| Exercise |
Write out every entry exactly; the pictures do not belong in the copy.
___ Records supplied
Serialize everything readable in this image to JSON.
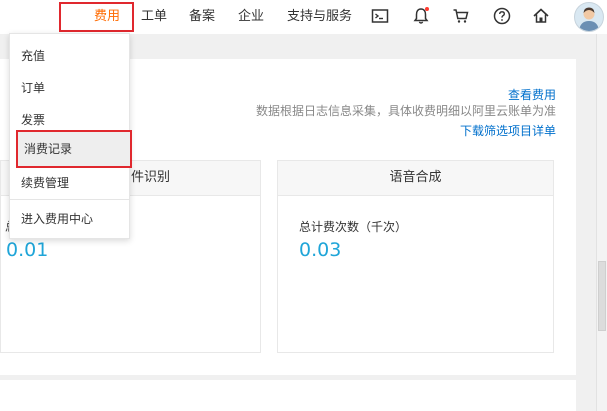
{
  "nav": {
    "fee": "费用",
    "ticket": "工单",
    "filing": "备案",
    "enterprise": "企业",
    "support": "支持与服务",
    "icons": [
      "terminal-icon",
      "bell-icon",
      "cart-icon",
      "help-icon",
      "home-icon",
      "avatar"
    ]
  },
  "dropdown": {
    "items": [
      "充值",
      "订单",
      "发票",
      "消费记录",
      "续费管理"
    ],
    "selected": "消费记录",
    "footer": "进入费用中心"
  },
  "panel": {
    "view_fee_link": "查看费用",
    "note": "数据根据日志信息采集，具体收费明细以阿里云账单为准",
    "download_link": "下载筛选项目详单"
  },
  "cards": [
    {
      "title": "件识别",
      "label": "总",
      "value": "0.01"
    },
    {
      "title": "语音合成",
      "label": "总计费次数（千次）",
      "value": "0.03"
    }
  ],
  "colors": {
    "accent_orange": "#ff6a00",
    "highlight_red": "#e0282e",
    "value_blue": "#1fa5d8",
    "link_blue": "#0070cc"
  }
}
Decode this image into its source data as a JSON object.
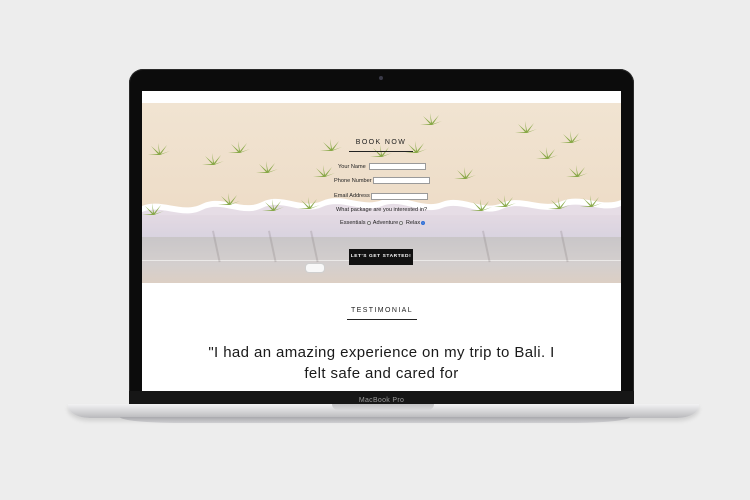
{
  "device": {
    "label": "MacBook Pro"
  },
  "book": {
    "title": "BOOK NOW",
    "fields": {
      "name_label": "Your Name",
      "phone_label": "Phone Number",
      "email_label": "Email Address",
      "package_question": "What package are you interested in?"
    },
    "packages": [
      "Essentials",
      "Adventure",
      "Relax"
    ],
    "selected_package": "Relax",
    "cta_label": "LET'S GET STARTED!"
  },
  "testimonial": {
    "title": "TESTIMONIAL",
    "quote": "\"I had an amazing experience on my trip to Bali. I felt safe and cared for"
  },
  "colors": {
    "background": "#ededed",
    "sand": "#f1e4d2",
    "sea": "#d9d3e0",
    "road": "#c9c6c8",
    "palm": "#7fa03a",
    "button": "#111111"
  }
}
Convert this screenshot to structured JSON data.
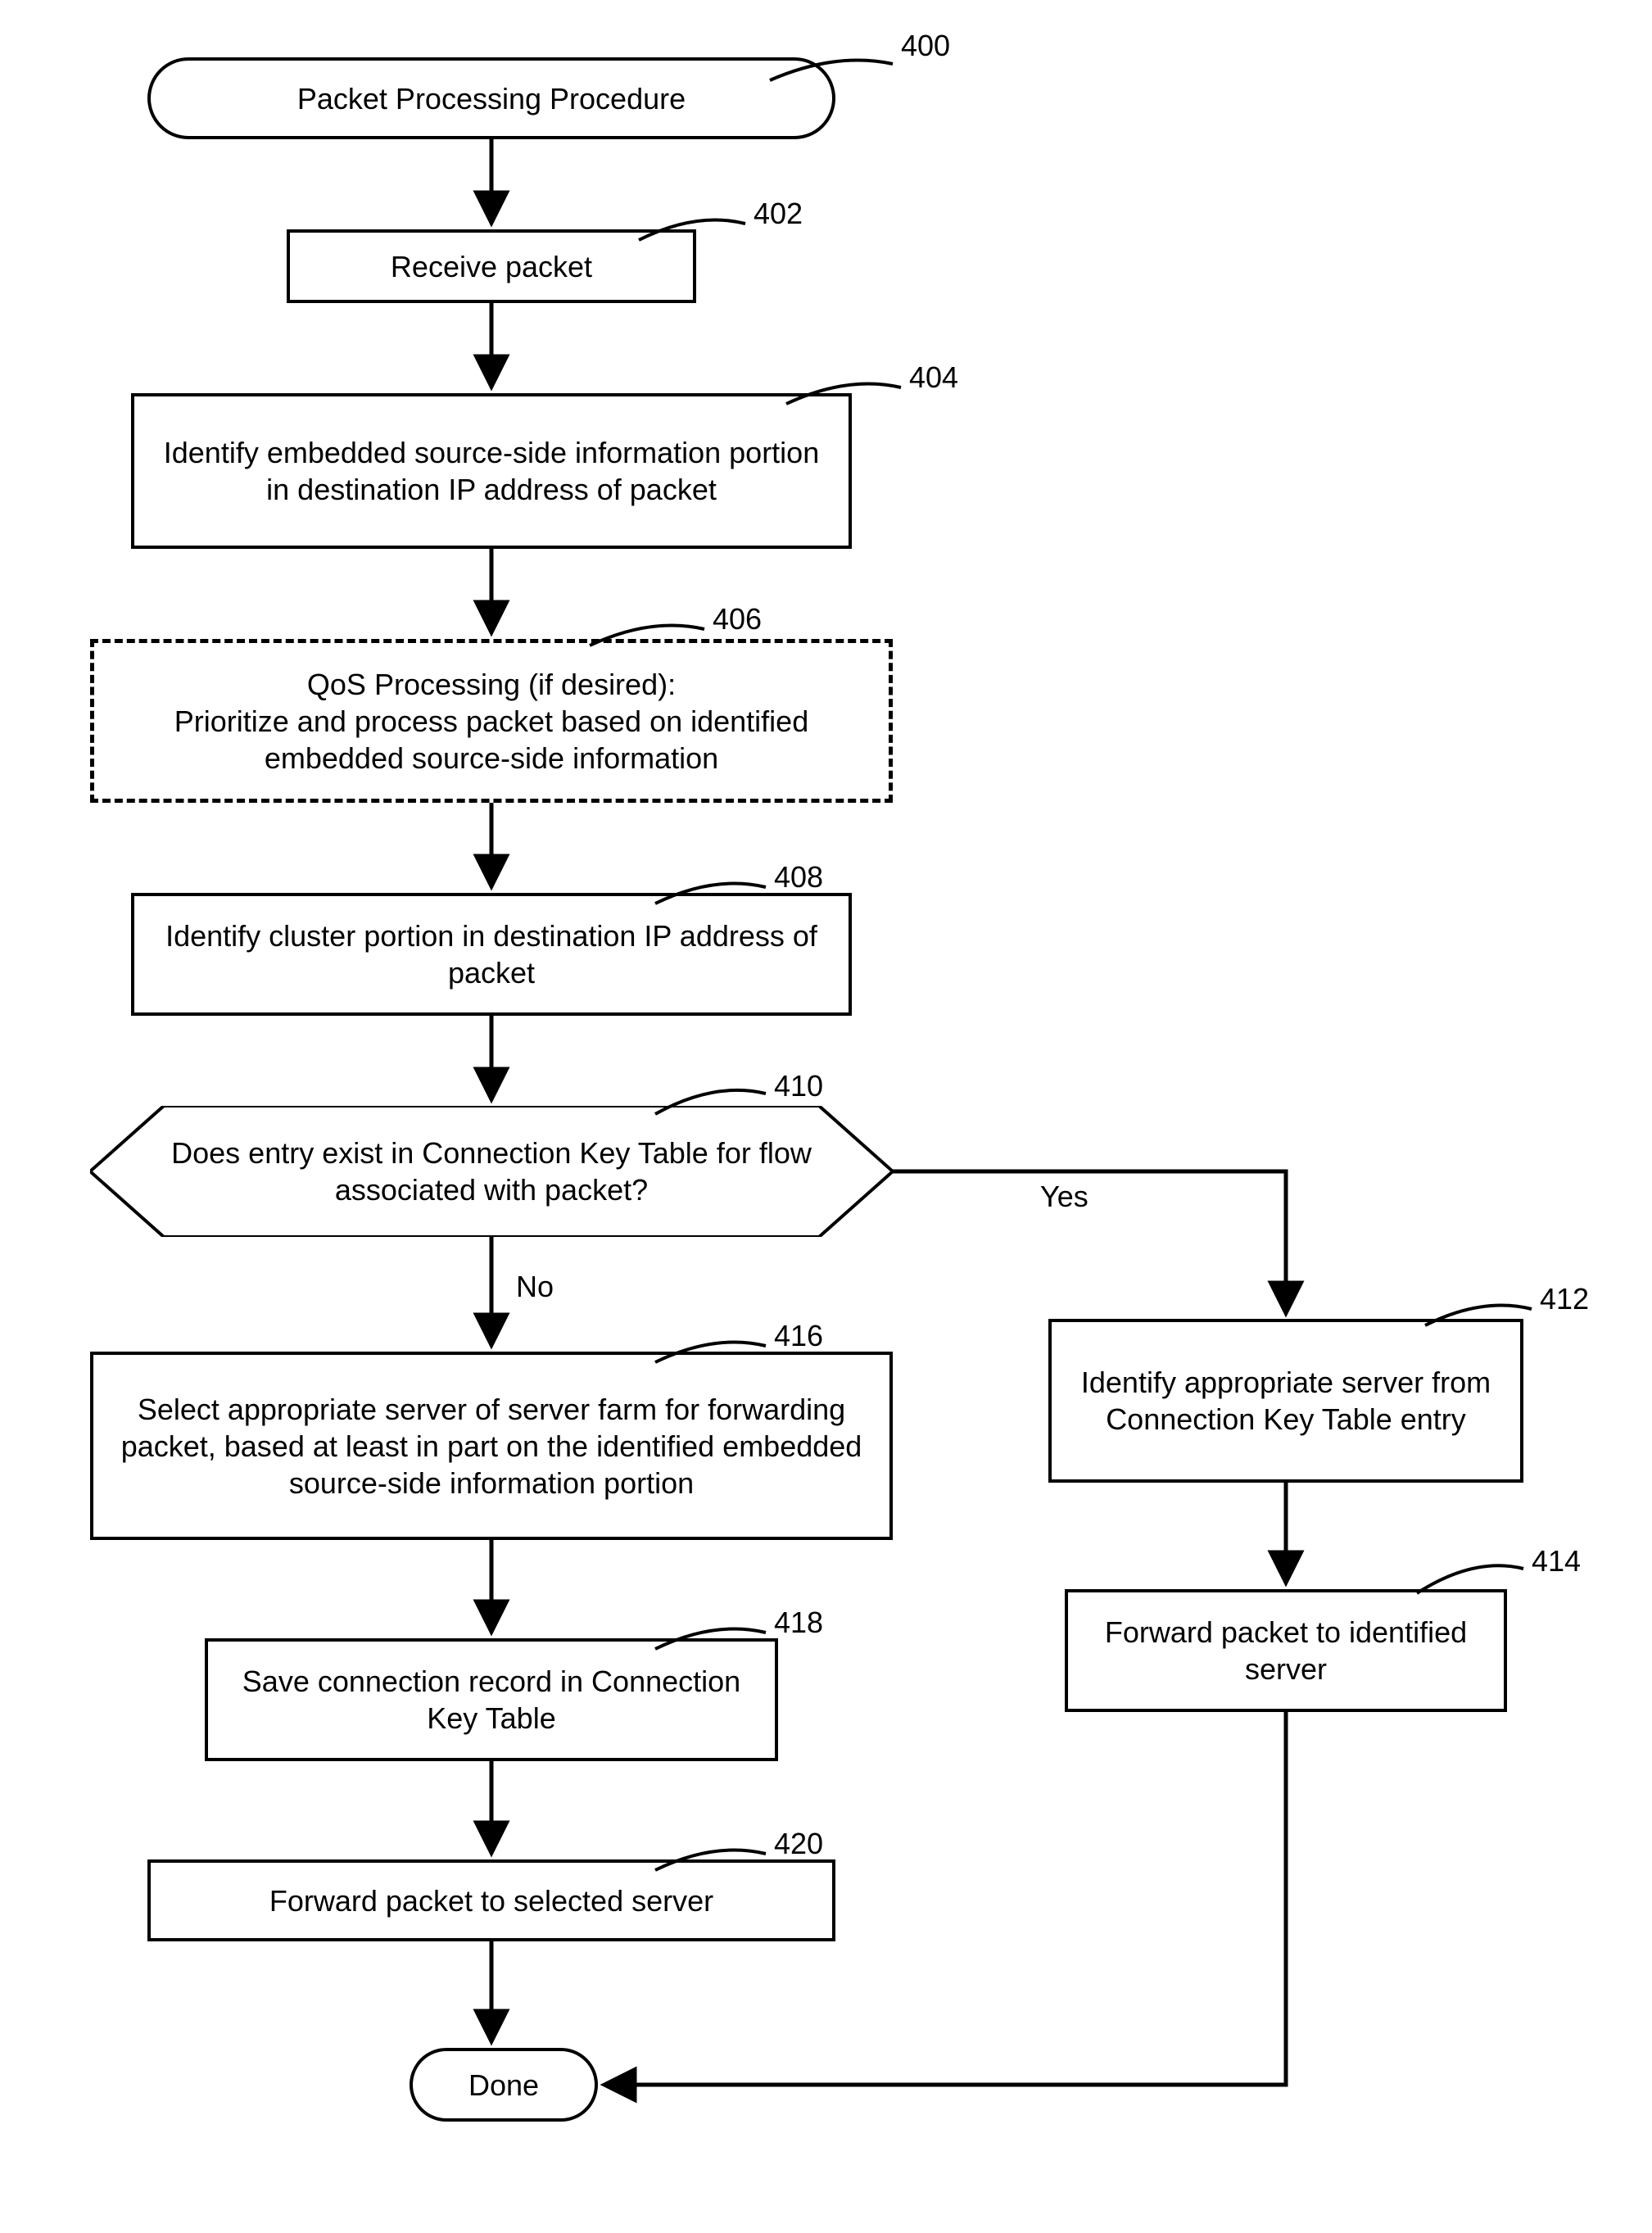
{
  "chart_data": {
    "type": "flowchart",
    "nodes": [
      {
        "id": "400",
        "shape": "terminator",
        "text": "Packet Processing Procedure"
      },
      {
        "id": "402",
        "shape": "process",
        "text": "Receive packet"
      },
      {
        "id": "404",
        "shape": "process",
        "text": "Identify embedded source-side information portion in destination IP address of packet"
      },
      {
        "id": "406",
        "shape": "process-dashed",
        "text": "QoS Processing (if desired):\nPrioritize and process packet based on identified embedded source-side information"
      },
      {
        "id": "408",
        "shape": "process",
        "text": "Identify cluster portion in destination IP address of packet"
      },
      {
        "id": "410",
        "shape": "decision",
        "text": "Does entry exist in Connection Key Table for flow associated with packet?"
      },
      {
        "id": "412",
        "shape": "process",
        "text": "Identify appropriate server from Connection Key Table entry"
      },
      {
        "id": "414",
        "shape": "process",
        "text": "Forward packet to identified server"
      },
      {
        "id": "416",
        "shape": "process",
        "text": "Select appropriate server of server farm for forwarding packet, based at least in part on the identified embedded source-side information portion"
      },
      {
        "id": "418",
        "shape": "process",
        "text": "Save connection record in Connection Key Table"
      },
      {
        "id": "420",
        "shape": "process",
        "text": "Forward packet to selected server"
      },
      {
        "id": "done",
        "shape": "terminator",
        "text": "Done"
      }
    ],
    "edges": [
      {
        "from": "400",
        "to": "402"
      },
      {
        "from": "402",
        "to": "404"
      },
      {
        "from": "404",
        "to": "406"
      },
      {
        "from": "406",
        "to": "408"
      },
      {
        "from": "408",
        "to": "410"
      },
      {
        "from": "410",
        "to": "416",
        "label": "No"
      },
      {
        "from": "410",
        "to": "412",
        "label": "Yes"
      },
      {
        "from": "412",
        "to": "414"
      },
      {
        "from": "416",
        "to": "418"
      },
      {
        "from": "418",
        "to": "420"
      },
      {
        "from": "420",
        "to": "done"
      },
      {
        "from": "414",
        "to": "done"
      }
    ]
  },
  "refs": {
    "n400": "400",
    "n402": "402",
    "n404": "404",
    "n406": "406",
    "n408": "408",
    "n410": "410",
    "n412": "412",
    "n414": "414",
    "n416": "416",
    "n418": "418",
    "n420": "420"
  },
  "edgeLabels": {
    "no": "No",
    "yes": "Yes"
  },
  "text": {
    "t400": "Packet Processing Procedure",
    "t402": "Receive packet",
    "t404": "Identify embedded source-side information portion in destination IP address of packet",
    "t406a": "QoS Processing (if desired):",
    "t406b": "Prioritize and process packet based on identified embedded source-side information",
    "t408": "Identify cluster portion in destination IP address of packet",
    "t410": "Does entry exist in Connection Key Table for flow associated with packet?",
    "t412": "Identify appropriate server from Connection Key Table entry",
    "t414": "Forward packet to identified server",
    "t416": "Select appropriate server of server farm for forwarding packet, based at least in part on the identified embedded source-side information portion",
    "t418": "Save connection record in Connection Key Table",
    "t420": "Forward packet to selected server",
    "tdone": "Done"
  }
}
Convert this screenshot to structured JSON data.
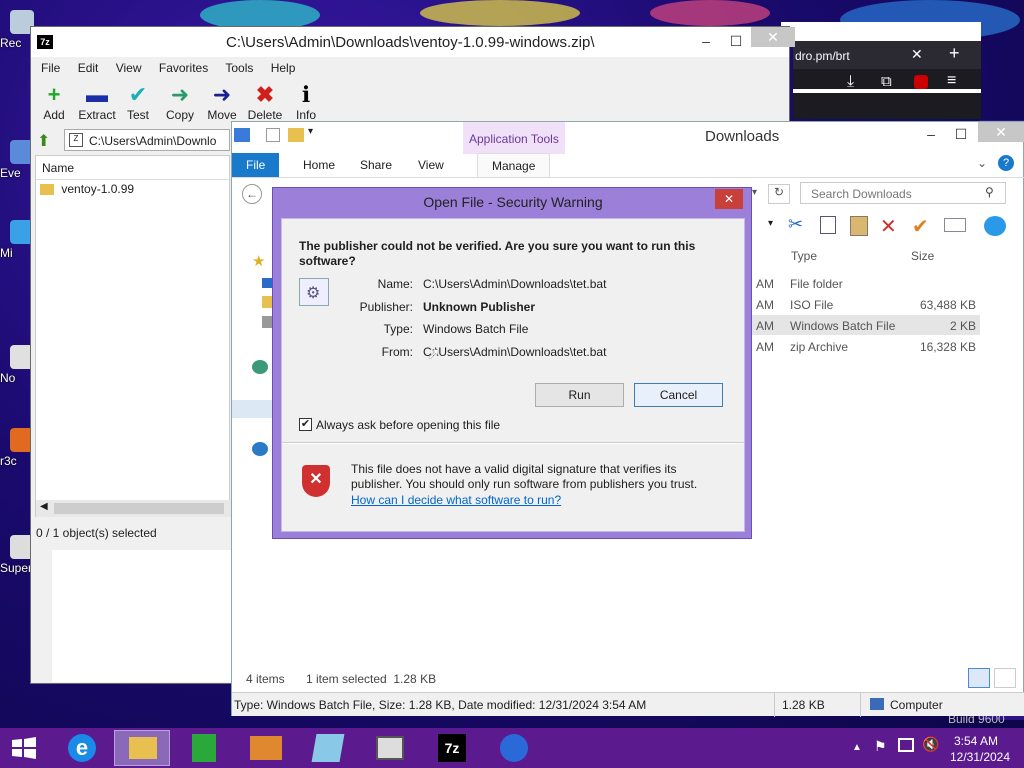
{
  "desktop": {
    "icons": [
      {
        "label": "Rec"
      },
      {
        "label": "Eve"
      },
      {
        "label": "Mi"
      },
      {
        "label": "No"
      },
      {
        "label": "r3c"
      },
      {
        "label": "Superm"
      }
    ],
    "build_text": "Build 9600"
  },
  "browser": {
    "tab_url": "dro.pm/brt"
  },
  "sevenzip": {
    "title": "C:\\Users\\Admin\\Downloads\\ventoy-1.0.99-windows.zip\\",
    "menu": [
      "File",
      "Edit",
      "View",
      "Favorites",
      "Tools",
      "Help"
    ],
    "toolbar": [
      "Add",
      "Extract",
      "Test",
      "Copy",
      "Move",
      "Delete",
      "Info"
    ],
    "path": "C:\\Users\\Admin\\Downlo",
    "column_name": "Name",
    "items": [
      "ventoy-1.0.99"
    ],
    "status": "0 / 1 object(s) selected"
  },
  "explorer": {
    "title": "Downloads",
    "context_tab": "Application Tools",
    "tabs": [
      "File",
      "Home",
      "Share",
      "View",
      "Manage"
    ],
    "search_placeholder": "Search Downloads",
    "columns": {
      "type": "Type",
      "size": "Size"
    },
    "rows": [
      {
        "time": "AM",
        "type": "File folder",
        "size": ""
      },
      {
        "time": "AM",
        "type": "ISO File",
        "size": "63,488 KB"
      },
      {
        "time": "AM",
        "type": "Windows Batch File",
        "size": "2 KB"
      },
      {
        "time": "AM",
        "type": "zip Archive",
        "size": "16,328 KB"
      }
    ],
    "status_items": "4 items",
    "status_selected": "1 item selected  1.28 KB",
    "details": "Type: Windows Batch File, Size: 1.28 KB, Date modified: 12/31/2024 3:54 AM",
    "details_size": "1.28 KB",
    "details_location": "Computer"
  },
  "dialog": {
    "title": "Open File - Security Warning",
    "question": "The publisher could not be verified.  Are you sure you want to run this software?",
    "fields": [
      {
        "label": "Name:",
        "value": "C:\\Users\\Admin\\Downloads\\tet.bat"
      },
      {
        "label": "Publisher:",
        "value": "Unknown Publisher"
      },
      {
        "label": "Type:",
        "value": "Windows Batch File"
      },
      {
        "label": "From:",
        "value": "C:\\Users\\Admin\\Downloads\\tet.bat"
      }
    ],
    "run": "Run",
    "cancel": "Cancel",
    "checkbox_label": "Always ask before opening this file",
    "checkbox_checked": true,
    "warning": "This file does not have a valid digital signature that verifies its publisher.  You should only run software from publishers you trust.",
    "link": "How can I decide what software to run?"
  },
  "taskbar": {
    "time": "3:54 AM",
    "date": "12/31/2024"
  }
}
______
| The completed task |
Serialize everything readable in this image to JSON.
{
  "nav": {
    "fee": "费用",
    "ticket": "工单",
    "filing": "备案",
    "enterprise": "企业",
    "support": "支持与服务",
    "icons": [
      "terminal-icon",
      "bell-icon",
      "cart-icon",
      "help-icon",
      "home-icon",
      "avatar"
    ]
  },
  "dropdown": {
    "items": [
      "充值",
      "订单",
      "发票",
      "消费记录",
      "续费管理"
    ],
    "selected": "消费记录",
    "footer": "进入费用中心"
  },
  "panel": {
    "view_fee_link": "查看费用",
    "note": "数据根据日志信息采集，具体收费明细以阿里云账单为准",
    "download_link": "下载筛选项目详单"
  },
  "cards": [
    {
      "title": "件识别",
      "label": "总",
      "value": "0.01"
    },
    {
      "title": "语音合成",
      "label": "总计费次数（千次）",
      "value": "0.03"
    }
  ],
  "colors": {
    "accent_orange": "#ff6a00",
    "highlight_red": "#e0282e",
    "value_blue": "#1fa5d8",
    "link_blue": "#0070cc"
  }
}
Decode this image into its source data as a JSON object.
{
  "device": {
    "label": "MacBook Pro"
  },
  "book": {
    "title": "BOOK NOW",
    "fields": {
      "name_label": "Your Name",
      "phone_label": "Phone Number",
      "email_label": "Email Address",
      "package_question": "What package are you interested in?"
    },
    "packages": [
      "Essentials",
      "Adventure",
      "Relax"
    ],
    "selected_package": "Relax",
    "cta_label": "LET'S GET STARTED!"
  },
  "testimonial": {
    "title": "TESTIMONIAL",
    "quote": "\"I had an amazing experience on my trip to Bali. I felt safe and cared for"
  },
  "colors": {
    "background": "#ededed",
    "sand": "#f1e4d2",
    "sea": "#d9d3e0",
    "road": "#c9c6c8",
    "palm": "#7fa03a",
    "button": "#111111"
  }
}
Convert this screenshot to structured JSON data.
{
  "chart_data": {
    "type": "flowchart",
    "nodes": [
      {
        "id": "400",
        "shape": "terminator",
        "text": "Packet Processing Procedure"
      },
      {
        "id": "402",
        "shape": "process",
        "text": "Receive packet"
      },
      {
        "id": "404",
        "shape": "process",
        "text": "Identify embedded source-side information portion in destination IP address of packet"
      },
      {
        "id": "406",
        "shape": "process-dashed",
        "text": "QoS Processing (if desired):\nPrioritize and process packet based on identified embedded source-side information"
      },
      {
        "id": "408",
        "shape": "process",
        "text": "Identify cluster portion in destination IP address of packet"
      },
      {
        "id": "410",
        "shape": "decision",
        "text": "Does entry exist in Connection Key Table for flow associated with packet?"
      },
      {
        "id": "412",
        "shape": "process",
        "text": "Identify appropriate server from Connection Key Table entry"
      },
      {
        "id": "414",
        "shape": "process",
        "text": "Forward packet to identified server"
      },
      {
        "id": "416",
        "shape": "process",
        "text": "Select appropriate server of server farm for forwarding packet, based at least in part on the identified embedded source-side information portion"
      },
      {
        "id": "418",
        "shape": "process",
        "text": "Save connection record in Connection Key Table"
      },
      {
        "id": "420",
        "shape": "process",
        "text": "Forward packet to selected server"
      },
      {
        "id": "done",
        "shape": "terminator",
        "text": "Done"
      }
    ],
    "edges": [
      {
        "from": "400",
        "to": "402"
      },
      {
        "from": "402",
        "to": "404"
      },
      {
        "from": "404",
        "to": "406"
      },
      {
        "from": "406",
        "to": "408"
      },
      {
        "from": "408",
        "to": "410"
      },
      {
        "from": "410",
        "to": "416",
        "label": "No"
      },
      {
        "from": "410",
        "to": "412",
        "label": "Yes"
      },
      {
        "from": "412",
        "to": "414"
      },
      {
        "from": "416",
        "to": "418"
      },
      {
        "from": "418",
        "to": "420"
      },
      {
        "from": "420",
        "to": "done"
      },
      {
        "from": "414",
        "to": "done"
      }
    ]
  },
  "refs": {
    "n400": "400",
    "n402": "402",
    "n404": "404",
    "n406": "406",
    "n408": "408",
    "n410": "410",
    "n412": "412",
    "n414": "414",
    "n416": "416",
    "n418": "418",
    "n420": "420"
  },
  "edgeLabels": {
    "no": "No",
    "yes": "Yes"
  },
  "text": {
    "t400": "Packet Processing Procedure",
    "t402": "Receive packet",
    "t404": "Identify embedded source-side information portion in destination IP address of packet",
    "t406a": "QoS Processing (if desired):",
    "t406b": "Prioritize and process packet based on identified embedded source-side information",
    "t408": "Identify cluster portion in destination IP address of packet",
    "t410": "Does entry exist in Connection Key Table for flow associated with packet?",
    "t412": "Identify appropriate server from Connection Key Table entry",
    "t414": "Forward packet to identified server",
    "t416": "Select appropriate server of server farm for forwarding packet, based at least in part on the identified embedded source-side information portion",
    "t418": "Save connection record in Connection Key Table",
    "t420": "Forward packet to selected server",
    "tdone": "Done"
  }
}
Convert this screenshot to structured JSON data.
{
  "desktop": {
    "icons": [
      {
        "label": "Rec"
      },
      {
        "label": "Eve"
      },
      {
        "label": "Mi"
      },
      {
        "label": "No"
      },
      {
        "label": "r3c"
      },
      {
        "label": "Superm"
      }
    ],
    "build_text": "Build 9600"
  },
  "browser": {
    "tab_url": "dro.pm/brt"
  },
  "sevenzip": {
    "title": "C:\\Users\\Admin\\Downloads\\ventoy-1.0.99-windows.zip\\",
    "menu": [
      "File",
      "Edit",
      "View",
      "Favorites",
      "Tools",
      "Help"
    ],
    "toolbar": [
      "Add",
      "Extract",
      "Test",
      "Copy",
      "Move",
      "Delete",
      "Info"
    ],
    "path": "C:\\Users\\Admin\\Downlo",
    "column_name": "Name",
    "items": [
      "ventoy-1.0.99"
    ],
    "status": "0 / 1 object(s) selected"
  },
  "explorer": {
    "title": "Downloads",
    "context_tab": "Application Tools",
    "tabs": [
      "File",
      "Home",
      "Share",
      "View",
      "Manage"
    ],
    "search_placeholder": "Search Downloads",
    "columns": {
      "type": "Type",
      "size": "Size"
    },
    "rows": [
      {
        "time": "AM",
        "type": "File folder",
        "size": ""
      },
      {
        "time": "AM",
        "type": "ISO File",
        "size": "63,488 KB"
      },
      {
        "time": "AM",
        "type": "Windows Batch File",
        "size": "2 KB"
      },
      {
        "time": "AM",
        "type": "zip Archive",
        "size": "16,328 KB"
      }
    ],
    "status_items": "4 items",
    "status_selected": "1 item selected  1.28 KB",
    "details": "Type: Windows Batch File, Size: 1.28 KB, Date modified: 12/31/2024 3:54 AM",
    "details_size": "1.28 KB",
    "details_location": "Computer"
  },
  "dialog": {
    "title": "Open File - Security Warning",
    "question": "The publisher could not be verified.  Are you sure you want to run this software?",
    "fields": [
      {
        "label": "Name:",
        "value": "C:\\Users\\Admin\\Downloads\\tet.bat"
      },
      {
        "label": "Publisher:",
        "value": "Unknown Publisher"
      },
      {
        "label": "Type:",
        "value": "Windows Batch File"
      },
      {
        "label": "From:",
        "value": "C:\\Users\\Admin\\Downloads\\tet.bat"
      }
    ],
    "run": "Run",
    "cancel": "Cancel",
    "checkbox_label": "Always ask before opening this file",
    "checkbox_checked": true,
    "warning": "This file does not have a valid digital signature that verifies its publisher.  You should only run software from publishers you trust.",
    "link": "How can I decide what software to run?"
  },
  "taskbar": {
    "time": "3:54 AM",
    "date": "12/31/2024"
  }
}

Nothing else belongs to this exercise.